The question facing us today is whether we want to move more towards a society that is based equal rights and justice, in recognition of the truth that all men and women are indeed possessed of a spiritual nature which transcends the surface physical details of their physical nature, or whether we want to move further away from it.
The terms "left" and "right" at this point are so contentious and so fraught that they may not be entirely helpful, serving to generate perhaps more heat than light. However, whatever labels we choose, the process described above, of "moving the entire fish-tank" further away from equal rights for all, and further towards "more rights for some than for others," is a very real phenomenon and one of which we should all become aware, and one which I believe must be countered.

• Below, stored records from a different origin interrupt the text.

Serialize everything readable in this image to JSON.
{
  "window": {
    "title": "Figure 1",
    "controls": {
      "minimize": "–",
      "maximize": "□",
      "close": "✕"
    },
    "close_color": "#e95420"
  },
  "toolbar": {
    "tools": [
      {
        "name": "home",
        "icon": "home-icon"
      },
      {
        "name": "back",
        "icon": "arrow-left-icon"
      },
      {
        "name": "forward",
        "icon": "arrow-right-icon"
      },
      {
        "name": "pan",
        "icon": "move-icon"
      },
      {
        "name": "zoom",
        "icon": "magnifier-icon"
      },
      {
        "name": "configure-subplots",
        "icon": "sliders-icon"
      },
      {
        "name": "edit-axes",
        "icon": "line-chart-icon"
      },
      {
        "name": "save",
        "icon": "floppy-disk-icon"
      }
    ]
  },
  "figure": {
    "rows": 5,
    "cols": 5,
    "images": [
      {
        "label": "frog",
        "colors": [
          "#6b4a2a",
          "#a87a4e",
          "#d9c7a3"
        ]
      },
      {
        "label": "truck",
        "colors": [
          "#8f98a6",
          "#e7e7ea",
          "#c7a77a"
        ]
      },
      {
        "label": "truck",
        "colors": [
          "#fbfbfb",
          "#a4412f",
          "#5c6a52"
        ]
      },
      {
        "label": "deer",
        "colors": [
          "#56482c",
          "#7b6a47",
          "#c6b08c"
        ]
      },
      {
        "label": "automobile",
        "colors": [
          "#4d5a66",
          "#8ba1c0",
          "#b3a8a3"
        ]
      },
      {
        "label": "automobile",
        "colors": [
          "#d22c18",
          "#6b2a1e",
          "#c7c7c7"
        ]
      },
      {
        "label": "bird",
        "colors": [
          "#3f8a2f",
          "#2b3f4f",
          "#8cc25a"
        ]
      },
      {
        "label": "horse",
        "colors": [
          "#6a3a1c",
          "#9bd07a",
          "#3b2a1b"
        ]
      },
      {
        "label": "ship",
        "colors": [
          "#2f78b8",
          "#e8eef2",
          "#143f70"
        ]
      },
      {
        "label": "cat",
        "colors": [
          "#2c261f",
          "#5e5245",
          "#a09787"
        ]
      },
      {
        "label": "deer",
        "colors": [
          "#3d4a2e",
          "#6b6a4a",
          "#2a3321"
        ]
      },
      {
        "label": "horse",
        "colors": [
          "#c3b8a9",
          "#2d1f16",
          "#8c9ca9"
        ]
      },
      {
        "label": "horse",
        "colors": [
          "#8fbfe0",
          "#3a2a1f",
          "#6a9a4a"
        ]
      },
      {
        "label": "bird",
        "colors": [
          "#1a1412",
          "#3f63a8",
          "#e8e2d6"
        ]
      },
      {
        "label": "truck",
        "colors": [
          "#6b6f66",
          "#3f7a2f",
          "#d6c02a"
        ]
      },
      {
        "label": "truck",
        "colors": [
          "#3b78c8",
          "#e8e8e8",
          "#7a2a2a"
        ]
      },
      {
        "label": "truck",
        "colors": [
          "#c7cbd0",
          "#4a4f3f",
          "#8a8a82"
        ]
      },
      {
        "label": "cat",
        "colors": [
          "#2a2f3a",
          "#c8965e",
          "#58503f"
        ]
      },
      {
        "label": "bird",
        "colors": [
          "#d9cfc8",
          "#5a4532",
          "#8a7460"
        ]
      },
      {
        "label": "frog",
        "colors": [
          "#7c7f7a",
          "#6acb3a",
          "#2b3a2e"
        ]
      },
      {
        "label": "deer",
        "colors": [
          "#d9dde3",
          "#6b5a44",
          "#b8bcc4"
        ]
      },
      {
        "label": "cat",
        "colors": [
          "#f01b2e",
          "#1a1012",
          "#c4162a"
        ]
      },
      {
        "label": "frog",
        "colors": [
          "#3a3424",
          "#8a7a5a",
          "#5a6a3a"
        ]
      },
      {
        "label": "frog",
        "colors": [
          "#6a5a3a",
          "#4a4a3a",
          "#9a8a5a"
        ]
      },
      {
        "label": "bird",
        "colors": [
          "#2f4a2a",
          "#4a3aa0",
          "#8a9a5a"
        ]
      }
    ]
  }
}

It is certainly not limited to the united states -- the privatization of the natural resources of other countries to benefit the few at the expense of the overall populace is wrapped up in this entire subject of racism, and is yet another example of a set of facts which can easily show the positions espoused by "white nationalists" to be built upon a rotten scaffolding of lies (because the racially-homogenous Europe of previous decades or centuries that white nationalists sometimes reference as a model or an example can be shown to have supported its economic standard-of-living by exploiting the natural resources and labor of people in other parts of the world, particularly in their far-flung colonies in Africa, Asia, the Americas, and the Pacific).
The truth expressed in the ancient wisdom imparted to humanity in the myths, scriptures and sacred stories around the world tells us that we are more than our physical bodies -- and that trying to reduce others to their physical form is a crime against the divinity present in each and every man and woman and child.
We all know these truths instinctively, at some level. It takes lies and propaganda to make people forget them. Those lies must be opposed, vigorously and passionately. But we do not need to be afraid that those lies might somehow be found to be true, or that our arguments against them might meet with an argument that we cannot counter. And in opposing them, we do not want to sink to the level of violence ourselves -- in fact, we should seriously question the motives of those who do so.
Wailers, "One Foundation"